He saw a verbal contract - a televised verbal contract. So Kolodziej did just what the attorney said wasn't possible. He got off a plane, walked through the busy airport, into a parking garage, then got behind the wheel of his parked car and drove to the motel in just 19 minutes. The whole while, his camcorder recorded his movements. Then Kolodziej sent a letter to Mason - asking for his promised $1 million. Later, when Kolodziej insisted, Mason told him to get lost. But Kolodziej has refused to go away. He still wants his $1 million and has filed a lawsuit. A federal case to be exact. Kolodziej, who lives in the San Antonio area, is alleging breach of contract in the suit filed late last month in U.S. District Court in Atlanta. Kolodziej, through his attorney, declined to comment on the case. Kolodziej, then a student at the South Texas College of Law, had watched the spectacular trial on Court TV between classes and researching papers. When the "Dateline" episode appeared, he watched with interest and was taken by Mason's assuredness. I know Dustin did." On Dec. 10, 2007, a year after the show and almost exactly 10 years after the killings, Kolodziej tracked Serrano's alleged murderous route. Serrano, using an alias, flew from Atlanta to Orlando, picked up a rental car (again, using an alias), drove 66 miles south to the murder scene in Bartow. He then drove 50 miles to the airport in Tampa, disposed of the car, flew to Atlanta, got his parked rental car, then drove to the motel on Old National Highway.

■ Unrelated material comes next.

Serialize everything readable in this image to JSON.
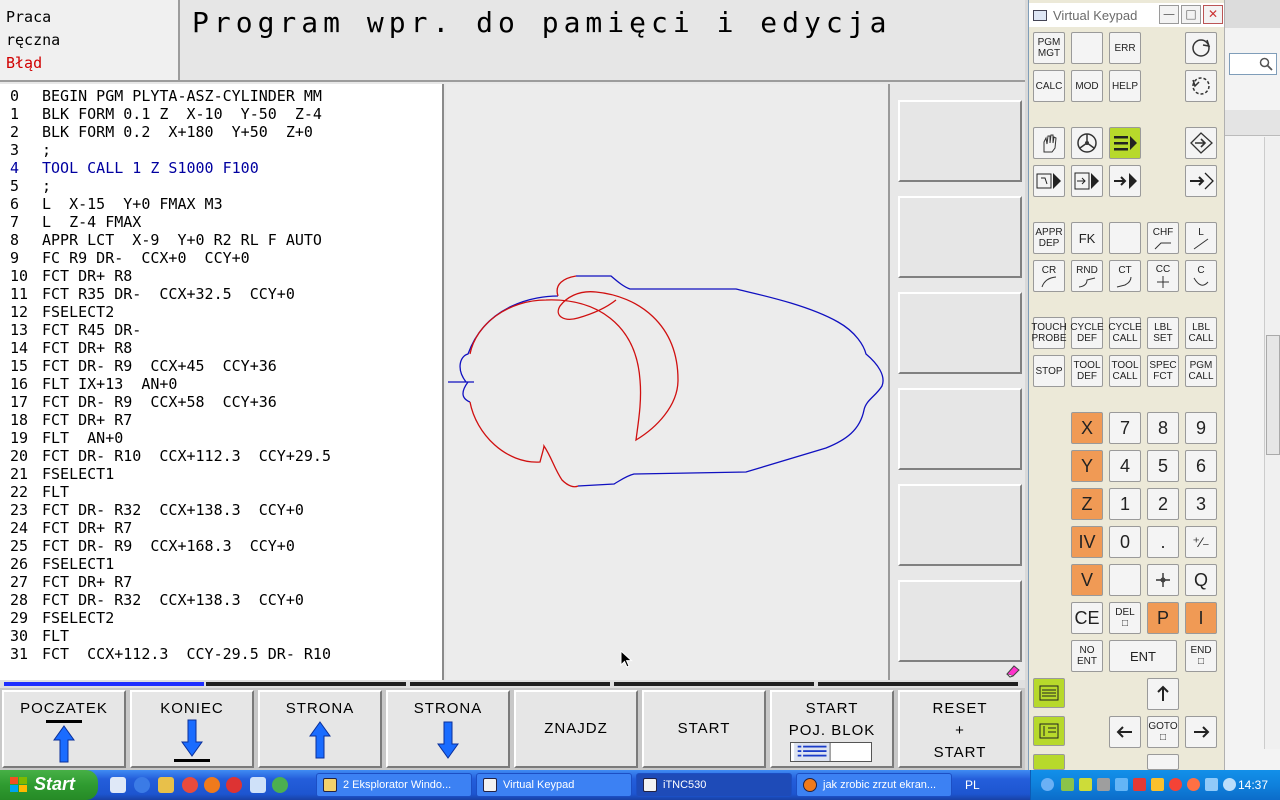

Former law student Dustin Kolodziej filed the case in 2009 against high-profile Florida defense lawyer, James Cheney Mason.
Kolodziej did just that, reenacting the full trip, capturing it on his camcorder, and making the final leg in less than 30 minutes. Kolodziej claimed a valid contract, formed by Mason making an offer of a reward for an act and Kolodziej accepting it by performing the act. Kolodziej claimed a valid contract, formed by Mason making an offer of a reward for an act and Kolodziej accepting it by performing the act. Hat tip also to David George, the lawyer for Kolodziej, who also sent me a copy.
Dustin Kolodziej, an enterprising law student, provided proof in the form of a video recording that showed the sub-30 minute trip was indeed possible.
Unfortunately, nearly seven years later, Kolodziej is still in court attempting to collect!